It was in the 18th century that Europeans once again plunged into the idea of water’s medicinal properties. Soon everyone who could was flocking to Bath, England (see Jane Austen) or the various Continental “Bads” – including Baden-Baden and Marienbad (which would serve as a muse for the bittersweet 1961 film “Last Year at Marienbad.” )
The 19th-century saw the rise of the private bathroom – pioneered by the ancient Minoans and Egyptians and developed by the French aristocracy – along with the swimming pool. Americans, however, didn’t embrace the private bathroom until the following century. But then they did so with gusto – making bathrooms larger and brighter in color, experimenting with Jacuzzis (introduced in 1968) and hot tubs (a decade later), egged on by soap advertisers who had a financial stake in keeping women luxuriating sexily in the tub. (Showers, first introduced in the 16th century, have been viewed as more active and masculine, Alev Lytle Croutier writes, although anyone who has seen the Head & Shoulders commercial of a “showering” Michael Phelps – running his hands through his thick hair as the water drips down his back – could argue that it is as orgasmic as any shot of Marilyn Monroe rising Venus-like from a pool.)
What lies beneath
Over the last half-century, the individuality and intimacy of the bath, the pool and the spa have heated up the artistic imagination. The bath, for instance, has been the setting for everything from romantic comedy (see Julia Roberts’ Disney prostitute slipping delightedly beneath the bubbles in “Pretty Woman”) to chilling violence (Alfred Hitchcock’s “Psycho,” which has made any number of movie lovers think twice before stepping into the shower.)

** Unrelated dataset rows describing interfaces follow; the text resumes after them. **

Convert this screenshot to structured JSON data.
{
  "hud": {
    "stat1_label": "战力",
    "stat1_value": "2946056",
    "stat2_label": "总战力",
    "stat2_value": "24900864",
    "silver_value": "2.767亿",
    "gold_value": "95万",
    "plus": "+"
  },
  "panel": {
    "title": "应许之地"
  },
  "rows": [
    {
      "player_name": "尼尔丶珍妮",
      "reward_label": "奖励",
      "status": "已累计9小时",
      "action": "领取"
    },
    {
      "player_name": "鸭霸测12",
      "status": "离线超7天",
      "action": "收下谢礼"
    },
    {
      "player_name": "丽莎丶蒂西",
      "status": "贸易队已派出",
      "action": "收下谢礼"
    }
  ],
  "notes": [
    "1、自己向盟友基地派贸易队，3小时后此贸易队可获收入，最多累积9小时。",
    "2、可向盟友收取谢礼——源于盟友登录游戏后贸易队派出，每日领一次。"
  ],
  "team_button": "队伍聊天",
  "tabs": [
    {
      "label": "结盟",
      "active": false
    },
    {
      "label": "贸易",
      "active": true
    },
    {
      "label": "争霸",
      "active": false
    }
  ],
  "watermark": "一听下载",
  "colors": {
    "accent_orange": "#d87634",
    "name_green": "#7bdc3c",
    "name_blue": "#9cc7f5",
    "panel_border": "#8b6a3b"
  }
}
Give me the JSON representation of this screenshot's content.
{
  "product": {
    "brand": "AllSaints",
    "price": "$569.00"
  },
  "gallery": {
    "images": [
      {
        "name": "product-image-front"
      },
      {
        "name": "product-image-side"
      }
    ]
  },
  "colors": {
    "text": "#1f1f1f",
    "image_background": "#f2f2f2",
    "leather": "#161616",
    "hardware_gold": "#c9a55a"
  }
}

The pool – with its mixture of serene surfaces and tomb-like depths – has spawned a number of layered artworks. In “The Swimmer,” a 1964 story by the late Ossining resident John Cheever, a suburban Narcissus swims his way across a landscape much like Westchester (the 1968 movie with Burt Lancaster was shot in Connecticut), the pools nestled into a patchwork of stately homes and winding roads taking him deeper into a past that brings him face-to-face with the oblivion of his present.
In his California swimming pool paintings of the 1960s and ’70s, David Hockney plays with surface and depth in a different way, using flat blocks of color and wiggling lines to create an artifice and theatricality that is as dreamlike as Karine Laval’s photographs.
“I never thought the swimming pool pictures were at all about mere hedonist pleasure,” Hockney says in the catalog for the 1988 Hockney retrospective, which traveled to The Metropolitan Museum of Art. “They were about the surface of the water, the very thin film, the two-dimensionality.”
Ah yes, pay no attention to the nude young men lounging by or emerging from those pools, their tan lines emphasizing their buttocks. Kind of cheeky that disingenuousness, right?
Except that in some of those paintings, like “A Bigger Splash” (1967), there are no nude youths, Ingres’ bathers or Alma-Tadema nymphs, no Michael or Marilyn, no conspiring Hitchcock victim or disenchanted Cheever Everyman.
There’s just the souvenir splash of the preceding swimmer and the diving board and presumably, you approaching its edge, ready to take the plunge.